(Data Opens)

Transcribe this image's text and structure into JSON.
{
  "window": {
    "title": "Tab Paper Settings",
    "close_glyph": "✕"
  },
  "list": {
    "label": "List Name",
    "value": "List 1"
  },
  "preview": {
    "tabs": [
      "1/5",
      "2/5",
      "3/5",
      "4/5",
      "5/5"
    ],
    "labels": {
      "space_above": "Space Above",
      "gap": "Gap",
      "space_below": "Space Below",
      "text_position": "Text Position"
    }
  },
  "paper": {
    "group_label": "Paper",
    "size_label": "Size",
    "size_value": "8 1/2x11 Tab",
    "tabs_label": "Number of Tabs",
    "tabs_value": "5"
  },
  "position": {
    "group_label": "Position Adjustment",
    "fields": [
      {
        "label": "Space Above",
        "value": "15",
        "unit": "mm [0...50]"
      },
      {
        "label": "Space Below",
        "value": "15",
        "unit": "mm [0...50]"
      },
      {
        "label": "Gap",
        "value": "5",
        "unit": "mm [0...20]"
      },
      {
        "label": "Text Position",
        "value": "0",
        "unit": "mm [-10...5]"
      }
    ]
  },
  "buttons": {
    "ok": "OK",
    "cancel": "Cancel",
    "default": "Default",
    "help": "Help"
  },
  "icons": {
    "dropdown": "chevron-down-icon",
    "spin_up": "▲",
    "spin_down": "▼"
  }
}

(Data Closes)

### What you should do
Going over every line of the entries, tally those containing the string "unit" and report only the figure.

### Exercise result
4